Maybe it is the fact that my son is just weeks away from getting his driver’s license.

Or maybe it is from writing too many stories detailing death coming much too early for too many youths in our community.

The old belief that the young is indestructible is nothing but a myth.

Just ask the families of Preston Cissell, Jason Smith and R.D. Reynolds.

The community lost each of these young men in the recent couple of months. They were lost in different ways but they were all lost much too early in their lives.

Every community goes through these losses on a daily basis.

Bullitt County is not immune. It just hurts a little more when it’s close to home.

The aforementioned young men are a bit more familiar as each excelled in sports.

Having covered a lot of North Bullitt sports over the past few years, it seems like just yesterday when Preston Cissell was hanging on the fence cheering on little brother, Dalton, last fall.

And on Friday night, there was R.D. Reynolds back cheering on his Eagles.

The next morning, he was gone.

Times are more complex than when I was growing up so many years ago.

Teens have many more decisions to make.

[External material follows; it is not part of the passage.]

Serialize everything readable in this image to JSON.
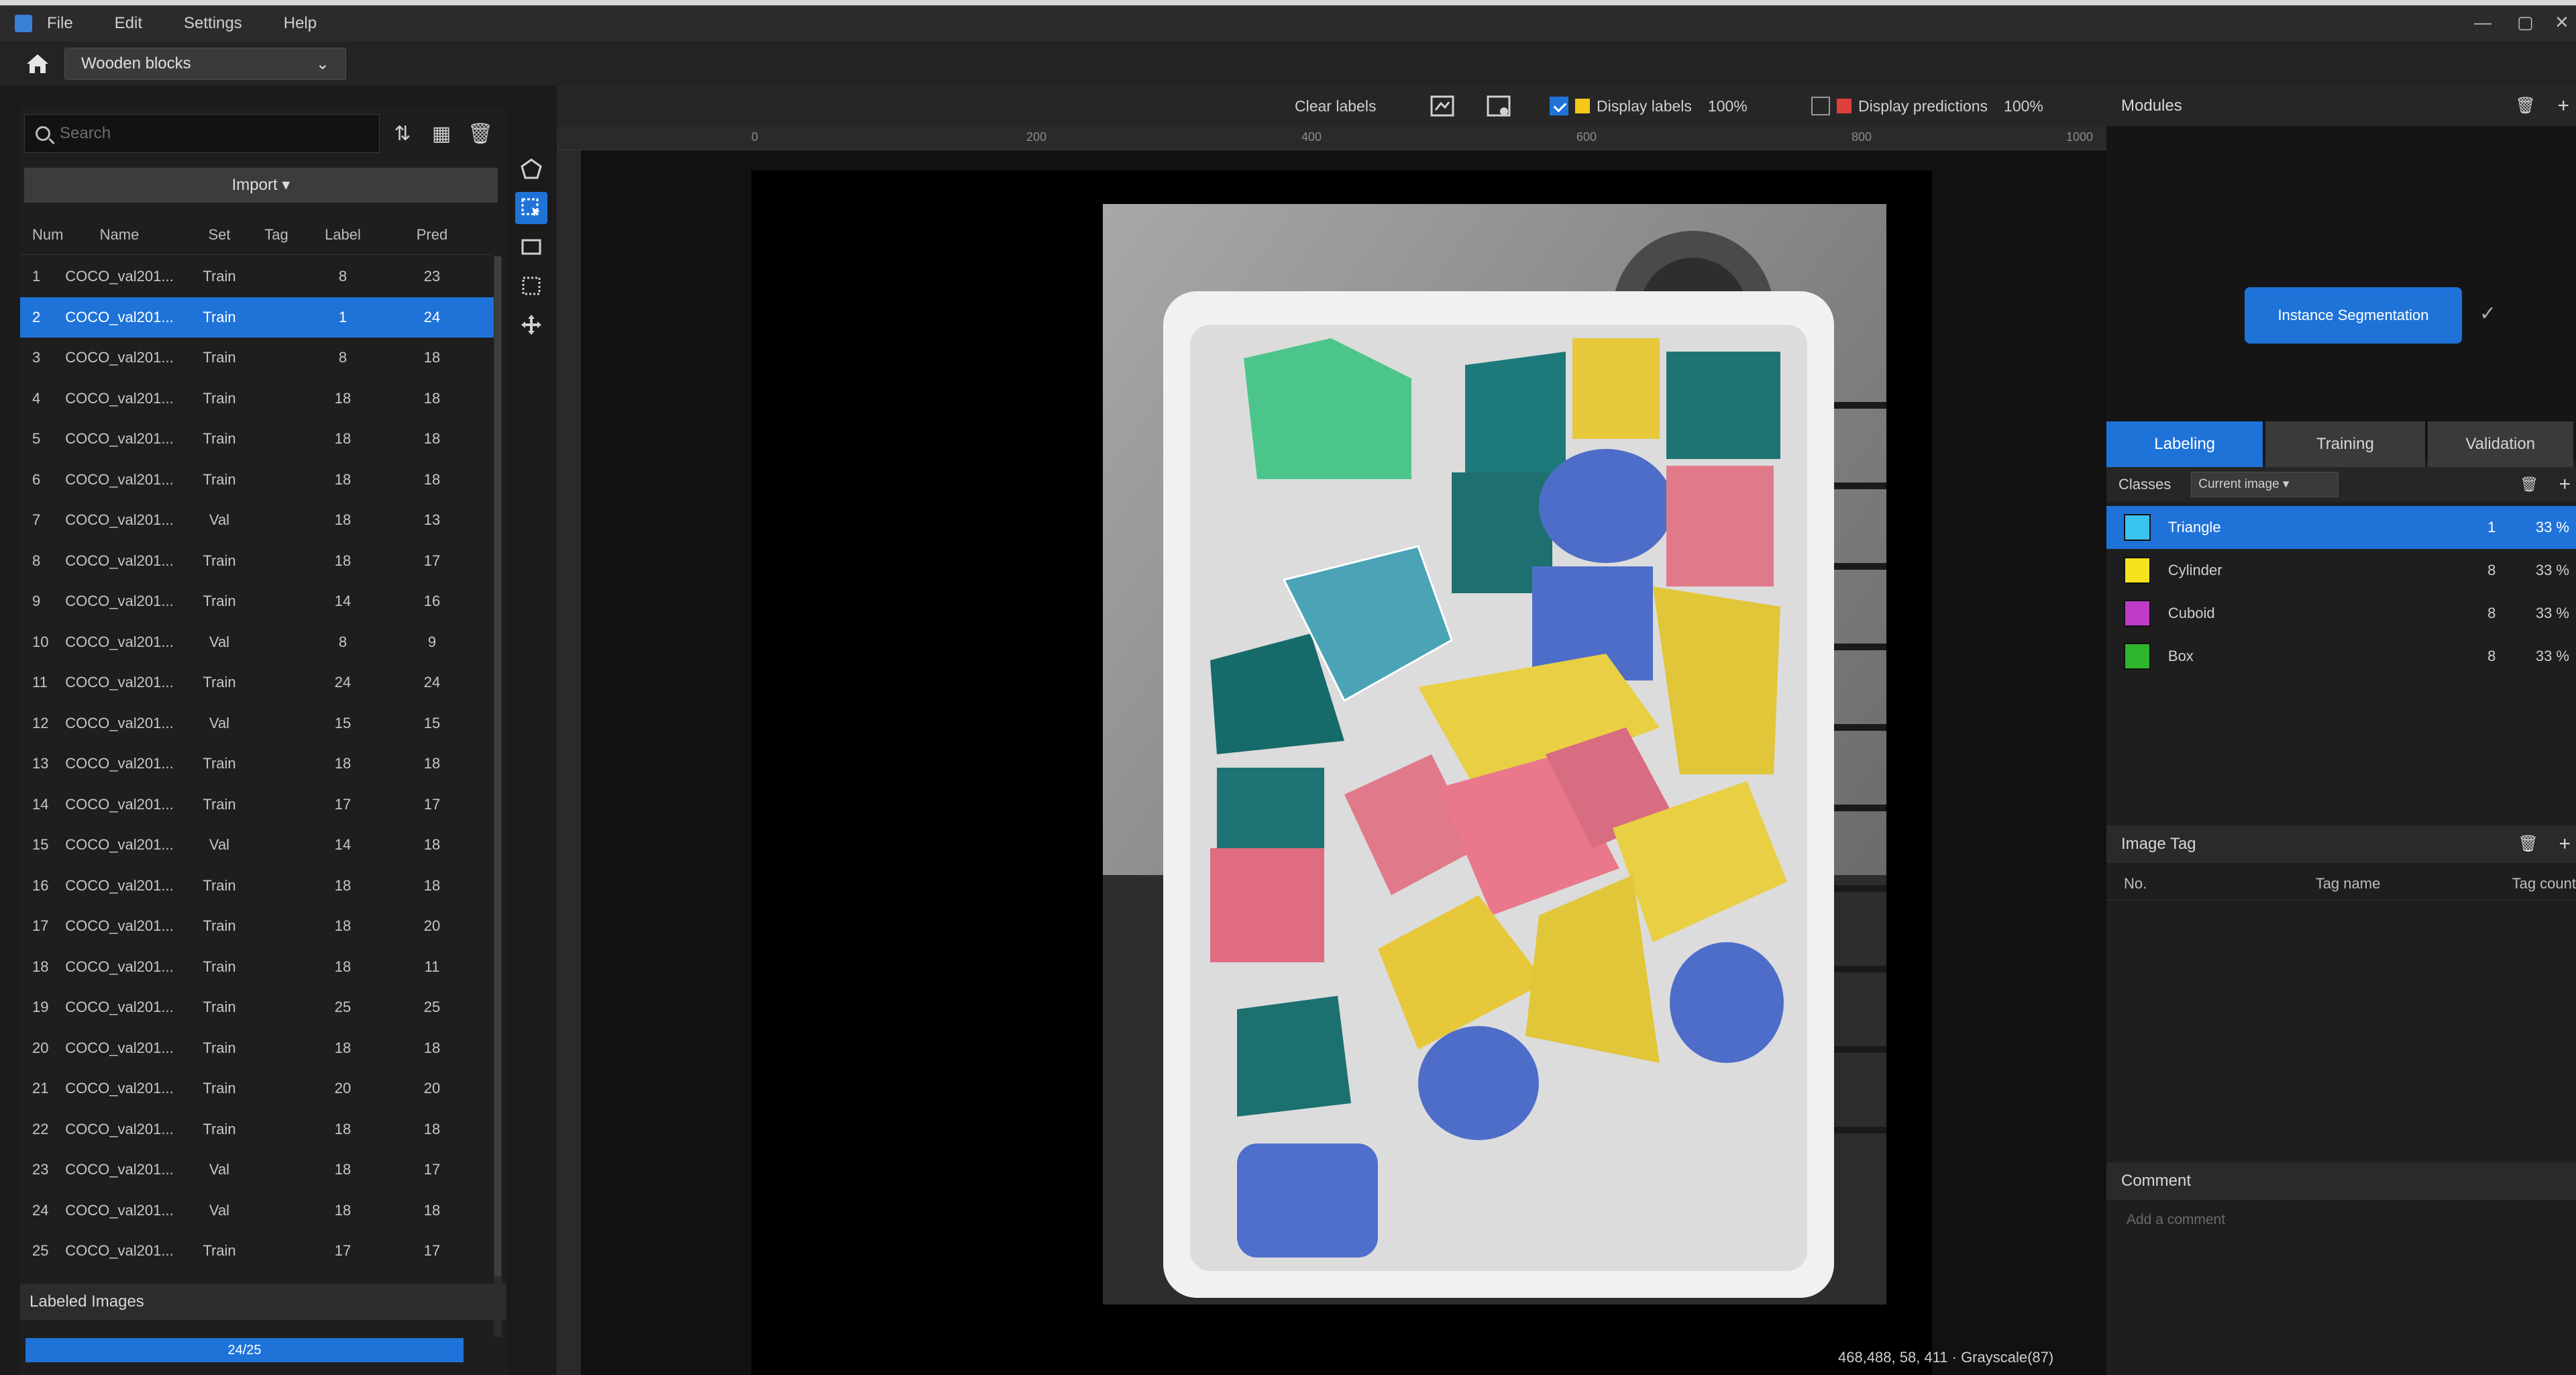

They have many more opportunities to make decisions that will get them into trouble or help them stay out of danger’s path.

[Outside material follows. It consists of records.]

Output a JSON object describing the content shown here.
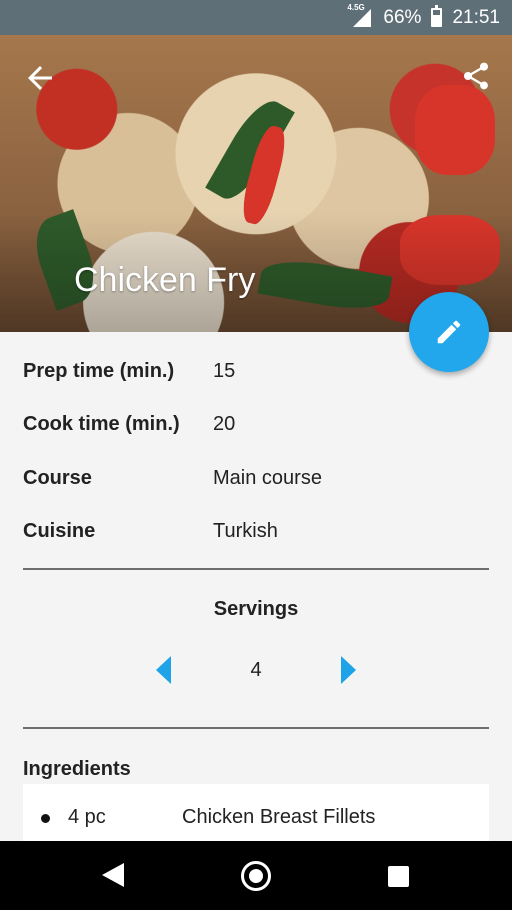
{
  "status_bar": {
    "network": "4.5G",
    "battery_percent": "66%",
    "battery_level": 0.66,
    "time": "21:51"
  },
  "recipe": {
    "title": "Chicken Fry"
  },
  "details": [
    {
      "label": "Prep time (min.)",
      "value": "15"
    },
    {
      "label": "Cook time (min.)",
      "value": "20"
    },
    {
      "label": "Course",
      "value": "Main course"
    },
    {
      "label": "Cuisine",
      "value": "Turkish"
    }
  ],
  "servings": {
    "label": "Servings",
    "value": "4"
  },
  "ingredients": {
    "title": "Ingredients",
    "items": [
      {
        "quantity": "4 pc",
        "name": "Chicken Breast Fillets"
      }
    ]
  },
  "colors": {
    "accent": "#22a7ec",
    "status_bar": "#5f6f78"
  },
  "icons": {
    "back": "arrow-left-icon",
    "share": "share-icon",
    "edit": "pencil-icon",
    "decrement": "triangle-left-icon",
    "increment": "triangle-right-icon"
  }
}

The roadways are more congested today - many of these dangerous vehicles being operated by those who are talking on cell phones, eating a sandwich or putting on makeup.

I’m sure that the North Bullitt campus was a somber place on Monday even though Reynolds graduated two years ago.

The word of the accident spread through the text messages on Saturday morning. There are no secrets any more.

You can’t live in a bubble and you can’t walk around on eggshells.

But if there is a lesson to be learned, it should be that life is precious. One moment you could be watching a football game and the next you could be gone.

No one is invincible. Bad things can happen to good people.

Sometimes you are in the wrong place at the wrong time.

As a grieving family will tell you, there are no answers to why things might happen.

There are often contributing factors and sometimes we can control those to some degree.

Whenever there is tragedy, there is hope that lessons can be learned.

It might be that not mixing alcohol and drugs while driving is a lesson learned.

Or it might be that hanging around with the wrong people could be a vital lesson learned.

Or maybe obeying the speed limits, which are posted for a reason could be learned.

It could be that the lesson is that you look at those car tires every once in awhile to make sure they are safe and sound.

The lesson might be to not try to stay up for days without sleep and then try to drive or operate machinery.

For the families and loved ones of those who have met an untimely death, it really doesn’t matter the lesson or the reason.

They are grieving such a great loss. All we can do is offer our support and prayers.

And every once in a while we have those good news stories.

Jesse Bratcher, a junior football player at Bullitt East, underwent brain surgery last week after a helmet-to-helmet collision.

The news has been all good as he makes what some have called a miracle recovery.

In our times of grief for the families of Preston, Jason and R.D., there is also those moments of hope like Jesse.

Life is precious.